WHAT TO PRODUCE: Each entry in the block below needs to be copied out exactly.

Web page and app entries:
....

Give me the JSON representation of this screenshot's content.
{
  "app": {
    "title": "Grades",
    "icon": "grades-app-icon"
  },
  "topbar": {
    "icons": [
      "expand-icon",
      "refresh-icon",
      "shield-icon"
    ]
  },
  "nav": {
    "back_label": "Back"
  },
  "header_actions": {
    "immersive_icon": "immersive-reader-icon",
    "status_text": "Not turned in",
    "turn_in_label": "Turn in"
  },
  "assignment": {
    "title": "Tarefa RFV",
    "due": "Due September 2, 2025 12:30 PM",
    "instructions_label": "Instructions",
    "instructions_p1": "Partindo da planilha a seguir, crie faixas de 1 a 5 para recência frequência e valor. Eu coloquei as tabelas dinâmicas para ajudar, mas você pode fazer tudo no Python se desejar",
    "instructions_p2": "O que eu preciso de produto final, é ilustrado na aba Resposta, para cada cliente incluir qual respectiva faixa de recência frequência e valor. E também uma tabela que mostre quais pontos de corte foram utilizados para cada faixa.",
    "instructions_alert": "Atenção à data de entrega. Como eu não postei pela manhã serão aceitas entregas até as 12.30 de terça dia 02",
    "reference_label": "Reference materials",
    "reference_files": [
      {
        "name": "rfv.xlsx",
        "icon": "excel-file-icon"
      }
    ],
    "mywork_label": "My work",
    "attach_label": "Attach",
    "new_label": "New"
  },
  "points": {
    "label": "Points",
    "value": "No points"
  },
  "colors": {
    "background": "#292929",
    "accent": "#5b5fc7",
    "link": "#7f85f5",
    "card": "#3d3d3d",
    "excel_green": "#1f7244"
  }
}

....

SOLUTION TO THIS TASK:
Give me the JSON representation of this screenshot's content.
{
  "app": {
    "title": "Grades",
    "icon": "grades-app-icon"
  },
  "topbar": {
    "icons": [
      "expand-icon",
      "refresh-icon",
      "shield-icon"
    ]
  },
  "nav": {
    "back_label": "Back"
  },
  "header_actions": {
    "immersive_icon": "immersive-reader-icon",
    "status_text": "Not turned in",
    "turn_in_label": "Turn in"
  },
  "assignment": {
    "title": "Tarefa RFV",
    "due": "Due September 2, 2025 12:30 PM",
    "instructions_label": "Instructions",
    "instructions_p1": "Partindo da planilha a seguir, crie faixas de 1 a 5 para recência frequência e valor. Eu coloquei as tabelas dinâmicas para ajudar, mas você pode fazer tudo no Python se desejar",
    "instructions_p2": "O que eu preciso de produto final, é ilustrado na aba Resposta, para cada cliente incluir qual respectiva faixa de recência frequência e valor. E também uma tabela que mostre quais pontos de corte foram utilizados para cada faixa.",
    "instructions_alert": "Atenção à data de entrega. Como eu não postei pela manhã serão aceitas entregas até as 12.30 de terça dia 02",
    "reference_label": "Reference materials",
    "reference_files": [
      {
        "name": "rfv.xlsx",
        "icon": "excel-file-icon"
      }
    ],
    "mywork_label": "My work",
    "attach_label": "Attach",
    "new_label": "New"
  },
  "points": {
    "label": "Points",
    "value": "No points"
  },
  "colors": {
    "background": "#292929",
    "accent": "#5b5fc7",
    "link": "#7f85f5",
    "card": "#3d3d3d",
    "excel_green": "#1f7244"
  }
}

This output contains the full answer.